But Ferry did not resign his seat in the House until Aug. 26. He also remains a candidate for the District 1 House seat in the November election.

Cox says Ferry’s double dip was not unconstitutional because, once on the job at DNR, Ferry stopped collecting his legislative pay and stepped aside from any committee assignments or other roles that would involve his own department.

But that’s not what the Constitution says. It says you can’t be a lawmaker and an executive branch official at the same time. No exemptions are given for waiving a lawmaker’s pay (which is too small to count) or abstaining from certain votes.

A lawmaker who is also an employee of the governor, even for a short time, is not an independent voice for his legislative constituents. Abstaining from certain votes disempowers his or her constituents, even as a continued presence in the House gives that member influence in two of the three legs of state power, able to lobby colleagues, trade votes or do other things that clearly violate the whole idea of the separation of powers.

With Ferry now out of the House, Cox might argue no harm/no foul. If it weren’t for a clear scheme to hijack the process of choosing Ferry’s replacement.

If, as is likely in such a bright red district, Ferry’s ghost is reelected in November, and he resigns from the Legislature again, his seat will be filled, not by an election open to all of the district’s voters, but by a handful of Republican state delegates. It is such a narrow pool of voters that it goes beyond simple partisanship to a small clique of good ol’ boys controlling the process.

Democrats rightly petitioned Lt. Gov. Deidre Henderson, who runs state elections, to disqualify Ferry from the ballot. She declined to do so, claiming there was no established legal process to guide her.

There should be.
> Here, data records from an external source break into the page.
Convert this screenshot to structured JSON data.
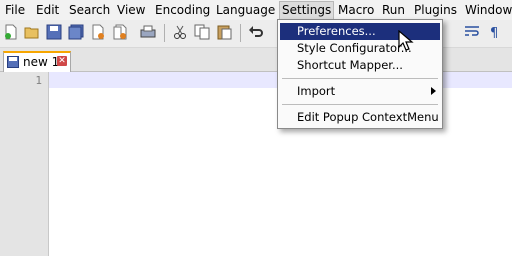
{
  "menubar": {
    "items": [
      {
        "label": "File"
      },
      {
        "label": "Edit"
      },
      {
        "label": "Search"
      },
      {
        "label": "View"
      },
      {
        "label": "Encoding"
      },
      {
        "label": "Language"
      },
      {
        "label": "Settings"
      },
      {
        "label": "Macro"
      },
      {
        "label": "Run"
      },
      {
        "label": "Plugins"
      },
      {
        "label": "Window"
      }
    ],
    "active": "Settings"
  },
  "toolbar": {
    "icons": [
      "new-file-icon",
      "open-file-icon",
      "save-icon",
      "save-all-icon",
      "close-icon",
      "close-all-icon",
      "print-icon",
      "cut-icon",
      "copy-icon",
      "paste-icon",
      "undo-icon",
      "wrap-icon",
      "show-all-characters-icon"
    ]
  },
  "tabs": [
    {
      "label": "new 1",
      "icon": "document-icon",
      "close_icon": "close-tab-icon",
      "close_glyph": "✕"
    }
  ],
  "editor": {
    "line_numbers": [
      "1"
    ]
  },
  "settings_menu": {
    "items": [
      {
        "label": "Preferences...",
        "highlighted": true
      },
      {
        "label": "Style Configurator..."
      },
      {
        "label": "Shortcut Mapper..."
      },
      {
        "label": "Import",
        "submenu": true
      },
      {
        "label": "Edit Popup ContextMenu"
      }
    ]
  },
  "colors": {
    "menu_highlight": "#1c2f7c",
    "active_tab_accent": "#f7a600",
    "current_line": "#e8e8ff"
  }
}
If Utah’s governing class wasn’t so intent on frustrating the democratic process wherever possible, they would pass a law that makes it clear that members of the Legislature not only can’t also hold an executive, or judicial, post, but that they can’t run for the Legislature while holding that other job.

Cox also is out of line naming a member of the Salt Lake County Council, Aimee Winder Newton, to a new state post, director of Utah’s new Office of Families, without expecting her to give up her council seat.
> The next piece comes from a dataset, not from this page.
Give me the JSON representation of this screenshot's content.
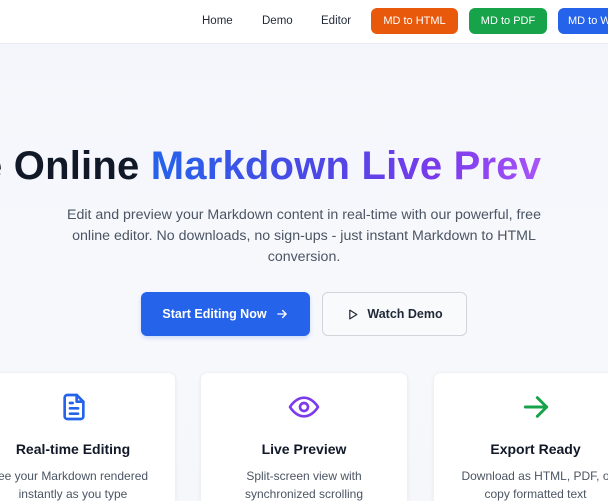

It is a totally unnecessary problem. The Office of Families is just another layer of bureaucracy, a useless pander to the state’s right wing. And, if the point is to bring more women into government, then Cox should find more women to serve in government, not give two jobs to one woman.

It is clear that there will be times when Winder Newton will have to decide whether to side with Cox and his policies or her Salt Lake County Council constituents and their needs, on issues such as local control, state spending or big projects such as the controversial Little Cottonwood Canyon’s proposed gondola. It is unclear why she would want to be placed in such an uncomfortable position.

State laws should be changed so that no government official in Utah will be asked, or allowed, to serve two masters at once.